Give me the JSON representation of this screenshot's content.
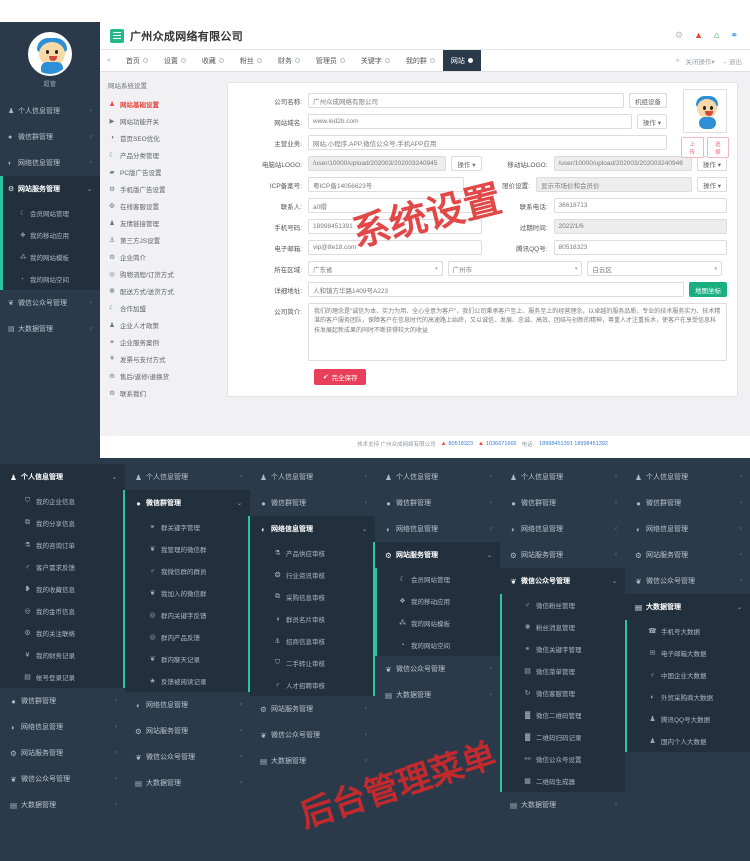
{
  "main": {
    "header": {
      "brand": "广州众成网络有限公司",
      "menu_icon": "hamburger-icon",
      "icons": [
        {
          "name": "gear-icon",
          "glyph": "⚙"
        },
        {
          "name": "bell-icon",
          "glyph": "▲"
        },
        {
          "name": "home-icon",
          "glyph": "⌂"
        },
        {
          "name": "link-icon",
          "glyph": "⚭"
        }
      ]
    },
    "tabbar": {
      "prev_glyph": "«",
      "tabs": [
        {
          "label": "首页",
          "dot": true,
          "active": false
        },
        {
          "label": "设置",
          "dot": true,
          "active": false
        },
        {
          "label": "收藏",
          "dot": true,
          "active": false
        },
        {
          "label": "粉丝",
          "dot": true,
          "active": false
        },
        {
          "label": "财务",
          "dot": true,
          "active": false
        },
        {
          "label": "管理员",
          "dot": true,
          "active": false
        },
        {
          "label": "关键字",
          "dot": true,
          "active": false
        },
        {
          "label": "我的群",
          "dot": true,
          "active": false
        },
        {
          "label": "网站",
          "dot": true,
          "active": true
        }
      ],
      "right": [
        {
          "label": "»"
        },
        {
          "label": "关闭操作▾"
        },
        {
          "label": "→ 退出"
        }
      ]
    },
    "sidebar": {
      "avatar_name": "超管",
      "items": [
        {
          "label": "个人信息管理",
          "icon": "user-icon",
          "glyph": "♟",
          "arrow": "‹",
          "active": false
        },
        {
          "label": "微信群管理",
          "icon": "chat-icon",
          "glyph": "●",
          "arrow": "‹",
          "active": false
        },
        {
          "label": "网络信息管理",
          "icon": "info-icon",
          "glyph": "◐",
          "arrow": "‹",
          "active": false
        },
        {
          "label": "网站服务管理",
          "icon": "gear-icon",
          "glyph": "⚙",
          "arrow": "⌄",
          "active": true
        }
      ],
      "sub_items": [
        {
          "label": "会员网站管理",
          "glyph": "☾"
        },
        {
          "label": "我的移动应用",
          "glyph": "❖"
        },
        {
          "label": "我的网站模板",
          "glyph": "⁂"
        },
        {
          "label": "我的网站空间",
          "glyph": "◔"
        }
      ],
      "tail_items": [
        {
          "label": "微信公众号管理",
          "glyph": "❦",
          "arrow": "‹"
        },
        {
          "label": "大数据管理",
          "glyph": "▤",
          "arrow": "‹"
        }
      ]
    },
    "submenu": {
      "title": "网站系统设置",
      "items": [
        {
          "label": "网站基础设置",
          "glyph": "♟",
          "selected": true
        },
        {
          "label": "网站功能开关",
          "glyph": "▶",
          "selected": false
        },
        {
          "label": "首页SEO优化",
          "glyph": "◑",
          "selected": false
        },
        {
          "label": "产品分类管理",
          "glyph": "☾",
          "selected": false
        },
        {
          "label": "PC版广告设置",
          "glyph": "▰",
          "selected": false
        },
        {
          "label": "手机版广告设置",
          "glyph": "⚙",
          "selected": false
        },
        {
          "label": "在线客服设置",
          "glyph": "✠",
          "selected": false
        },
        {
          "label": "友情链接管理",
          "glyph": "♟",
          "selected": false
        },
        {
          "label": "第三方JS设置",
          "glyph": "⚓",
          "selected": false
        },
        {
          "label": "企业简介",
          "glyph": "⚙",
          "selected": false
        },
        {
          "label": "购物流程/订货方式",
          "glyph": "◎",
          "selected": false
        },
        {
          "label": "配送方式/送货方式",
          "glyph": "☸",
          "selected": false
        },
        {
          "label": "合作加盟",
          "glyph": "☾",
          "selected": false
        },
        {
          "label": "企业人才政策",
          "glyph": "♟",
          "selected": false
        },
        {
          "label": "企业服务案例",
          "glyph": "⚭",
          "selected": false
        },
        {
          "label": "发票与支付方式",
          "glyph": "¥",
          "selected": false
        },
        {
          "label": "售后/返修/退换货",
          "glyph": "⚙",
          "selected": false
        },
        {
          "label": "联系我们",
          "glyph": "⚙",
          "selected": false
        }
      ]
    },
    "form": {
      "rows": [
        {
          "label": "公司名称:",
          "value": "广州众成网络有限公司",
          "btn": "机组设备",
          "grey": false
        },
        {
          "label": "网站域名:",
          "value": "www.led2b.com",
          "btn": "操作 ▾",
          "grey": false
        },
        {
          "label": "主营业务:",
          "value": "网站,小程序,APP,微信公众号,手机APP应用",
          "btn": "",
          "grey": false
        }
      ],
      "pair_rows": [
        {
          "left_label": "电脑站LOGO:",
          "left_value": "/user/10000/upload/202003/202003240945",
          "left_btn": "操作 ▾",
          "left_grey": true,
          "right_label": "移动站LOGO:",
          "right_value": "/user/10000/upload/202003/202003240946",
          "right_btn": "操作 ▾",
          "right_grey": true
        },
        {
          "left_label": "ICP备案号:",
          "left_value": "粤ICP备14056623号",
          "left_btn": "",
          "left_grey": false,
          "right_label": "限价设置:",
          "right_value": "显示市场价和会员价",
          "right_btn": "操作 ▾",
          "right_grey": true
        },
        {
          "left_label": "联系人:",
          "left_value": "a0帽",
          "left_btn": "",
          "left_grey": false,
          "right_label": "联系电话:",
          "right_value": "36618713",
          "right_btn": "",
          "right_grey": false
        },
        {
          "left_label": "手机号码:",
          "left_value": "18998451391",
          "left_btn": "",
          "left_grey": false,
          "right_label": "过期时间:",
          "right_value": "2022/1/6",
          "right_btn": "",
          "right_grey": true
        },
        {
          "left_label": "电子邮箱:",
          "left_value": "vip@8e18.com",
          "left_btn": "",
          "left_grey": false,
          "right_label": "腾讯QQ号:",
          "right_value": "80518323",
          "right_btn": "",
          "right_grey": false
        }
      ],
      "region": {
        "label": "所在区域:",
        "province": "广东省",
        "city": "广州市",
        "district": "白云区"
      },
      "address": {
        "label": "详细地址:",
        "value": "人和镇方华路1409号A223",
        "map_btn": "地图坐标"
      },
      "intro": {
        "label": "公司简介:",
        "value": "我们的理念是\"诚信为本、实力为用、全心全意为客户\"，我们公司秉承客户至上、服务至上的经营理念，以卓越的服务品质、专业的技术服务实力、技术精湛的客户服务团队，保障客户在信息时代的高速路上始终，又以诚信、发展、忠诚、高效、团结与创新的精神，尊重人才注重技术，使客户在享受信息科技发展起新成果的同时不断获得较大的收益"
      },
      "save_label": "完全保存",
      "logo_panel": {
        "upload_label": "上传",
        "choose_label": "选择"
      }
    },
    "footer": {
      "support": "技术支持 广州众成网络有限公司",
      "qq1": "80518323",
      "qq2": "1036671665",
      "phone_label": "电话:",
      "phones": "18998451391 18998451392"
    },
    "watermark": "系统设置"
  },
  "menus": {
    "watermark": "后台管理菜单",
    "panels": [
      {
        "rows": [
          {
            "label": "个人信息管理",
            "glyph": "♟",
            "arrow": "⌄",
            "open": true
          },
          {
            "label": "微信群管理",
            "glyph": "●",
            "arrow": "‹",
            "open": false
          },
          {
            "label": "网络信息管理",
            "glyph": "◐",
            "arrow": "‹",
            "open": false
          },
          {
            "label": "网站服务管理",
            "glyph": "⚙",
            "arrow": "‹",
            "open": false
          },
          {
            "label": "微信公众号管理",
            "glyph": "❦",
            "arrow": "‹",
            "open": false
          },
          {
            "label": "大数据管理",
            "glyph": "▤",
            "arrow": "‹",
            "open": false
          }
        ],
        "sub_after": 0,
        "sub_items": [
          {
            "label": "我的企业信息",
            "glyph": "⛉"
          },
          {
            "label": "我的分享信息",
            "glyph": "⧉"
          },
          {
            "label": "我的咨询订单",
            "glyph": "⚗"
          },
          {
            "label": "客户需求反馈",
            "glyph": "♂"
          },
          {
            "label": "我的收藏信息",
            "glyph": "❥"
          },
          {
            "label": "我的金币信息",
            "glyph": "◎"
          },
          {
            "label": "我的关注联络",
            "glyph": "⚙"
          },
          {
            "label": "我的财务记录",
            "glyph": "¥"
          },
          {
            "label": "帐号登录记录",
            "glyph": "▤"
          }
        ]
      },
      {
        "rows": [
          {
            "label": "个人信息管理",
            "glyph": "♟",
            "arrow": "‹",
            "open": false
          },
          {
            "label": "微信群管理",
            "glyph": "●",
            "arrow": "⌄",
            "open": true
          },
          {
            "label": "网络信息管理",
            "glyph": "◐",
            "arrow": "‹",
            "open": false
          },
          {
            "label": "网站服务管理",
            "glyph": "⚙",
            "arrow": "‹",
            "open": false
          },
          {
            "label": "微信公众号管理",
            "glyph": "❦",
            "arrow": "‹",
            "open": false
          },
          {
            "label": "大数据管理",
            "glyph": "▤",
            "arrow": "‹",
            "open": false
          }
        ],
        "sub_after": 1,
        "sub_items": [
          {
            "label": "群关键字管理",
            "glyph": "⚭"
          },
          {
            "label": "我管理的微信群",
            "glyph": "❦"
          },
          {
            "label": "我微信群的群员",
            "glyph": "♂"
          },
          {
            "label": "我加入的微信群",
            "glyph": "❦"
          },
          {
            "label": "群内关键字反馈",
            "glyph": "◎"
          },
          {
            "label": "群内产品反馈",
            "glyph": "◎"
          },
          {
            "label": "群内聊天记录",
            "glyph": "❦"
          },
          {
            "label": "反馈被阅读记录",
            "glyph": "★"
          }
        ]
      },
      {
        "rows": [
          {
            "label": "个人信息管理",
            "glyph": "♟",
            "arrow": "‹",
            "open": false
          },
          {
            "label": "微信群管理",
            "glyph": "●",
            "arrow": "‹",
            "open": false
          },
          {
            "label": "网络信息管理",
            "glyph": "◐",
            "arrow": "⌄",
            "open": true
          },
          {
            "label": "网站服务管理",
            "glyph": "⚙",
            "arrow": "‹",
            "open": false
          },
          {
            "label": "微信公众号管理",
            "glyph": "❦",
            "arrow": "‹",
            "open": false
          },
          {
            "label": "大数据管理",
            "glyph": "▤",
            "arrow": "‹",
            "open": false
          }
        ],
        "sub_after": 2,
        "sub_items": [
          {
            "label": "产品供应审核",
            "glyph": "⚗"
          },
          {
            "label": "行业资讯审核",
            "glyph": "❂"
          },
          {
            "label": "采购信息审核",
            "glyph": "⧉"
          },
          {
            "label": "群员名片审核",
            "glyph": "◑"
          },
          {
            "label": "招商信息审核",
            "glyph": "⚓"
          },
          {
            "label": "二手转让审核",
            "glyph": "⛉"
          },
          {
            "label": "人才招聘审核",
            "glyph": "♂"
          }
        ]
      },
      {
        "rows": [
          {
            "label": "个人信息管理",
            "glyph": "♟",
            "arrow": "‹",
            "open": false
          },
          {
            "label": "微信群管理",
            "glyph": "●",
            "arrow": "‹",
            "open": false
          },
          {
            "label": "网络信息管理",
            "glyph": "◐",
            "arrow": "‹",
            "open": false
          },
          {
            "label": "网站服务管理",
            "glyph": "⚙",
            "arrow": "⌄",
            "open": true
          },
          {
            "label": "微信公众号管理",
            "glyph": "❦",
            "arrow": "‹",
            "open": false
          },
          {
            "label": "大数据管理",
            "glyph": "▤",
            "arrow": "‹",
            "open": false
          }
        ],
        "sub_after": 3,
        "sub_items": [
          {
            "label": "会员网站管理",
            "glyph": "☾"
          },
          {
            "label": "我的移动应用",
            "glyph": "❖"
          },
          {
            "label": "我的网站模板",
            "glyph": "⁂"
          },
          {
            "label": "我的网站空间",
            "glyph": "◔"
          }
        ]
      },
      {
        "rows": [
          {
            "label": "个人信息管理",
            "glyph": "♟",
            "arrow": "‹",
            "open": false
          },
          {
            "label": "微信群管理",
            "glyph": "●",
            "arrow": "‹",
            "open": false
          },
          {
            "label": "网络信息管理",
            "glyph": "◐",
            "arrow": "‹",
            "open": false
          },
          {
            "label": "网站服务管理",
            "glyph": "⚙",
            "arrow": "‹",
            "open": false
          },
          {
            "label": "微信公众号管理",
            "glyph": "❦",
            "arrow": "⌄",
            "open": true
          },
          {
            "label": "大数据管理",
            "glyph": "▤",
            "arrow": "‹",
            "open": false
          }
        ],
        "sub_after": 4,
        "sub_items": [
          {
            "label": "微信粉丝管理",
            "glyph": "♂"
          },
          {
            "label": "粉丝消息管理",
            "glyph": "❀"
          },
          {
            "label": "微信关键字管理",
            "glyph": "⚭"
          },
          {
            "label": "微信菜单管理",
            "glyph": "▤"
          },
          {
            "label": "微信客服管理",
            "glyph": "↻"
          },
          {
            "label": "微信二维码管理",
            "glyph": "▓"
          },
          {
            "label": "二维码扫码记录",
            "glyph": "▓"
          },
          {
            "label": "微信公众号设置",
            "glyph": "⚯"
          },
          {
            "label": "二维码生成器",
            "glyph": "▦"
          }
        ]
      },
      {
        "rows": [
          {
            "label": "个人信息管理",
            "glyph": "♟",
            "arrow": "‹",
            "open": false
          },
          {
            "label": "微信群管理",
            "glyph": "●",
            "arrow": "‹",
            "open": false
          },
          {
            "label": "网络信息管理",
            "glyph": "◐",
            "arrow": "‹",
            "open": false
          },
          {
            "label": "网站服务管理",
            "glyph": "⚙",
            "arrow": "‹",
            "open": false
          },
          {
            "label": "微信公众号管理",
            "glyph": "❦",
            "arrow": "‹",
            "open": false
          },
          {
            "label": "大数据管理",
            "glyph": "▤",
            "arrow": "⌄",
            "open": true
          }
        ],
        "sub_after": 5,
        "sub_items": [
          {
            "label": "手机号大数据",
            "glyph": "☎"
          },
          {
            "label": "电子邮箱大数据",
            "glyph": "✉"
          },
          {
            "label": "中国企业大数据",
            "glyph": "♂"
          },
          {
            "label": "外贸采购商大数据",
            "glyph": "◐"
          },
          {
            "label": "腾讯QQ号大数据",
            "glyph": "♟"
          },
          {
            "label": "国内个人大数据",
            "glyph": "♟"
          }
        ]
      }
    ]
  }
}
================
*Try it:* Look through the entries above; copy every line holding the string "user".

*Written solution:*
          "icon": "user-icon",
          "left_value": "/user/10000/upload/202003/202003240945",
          "right_value": "/user/10000/upload/202003/202003240946",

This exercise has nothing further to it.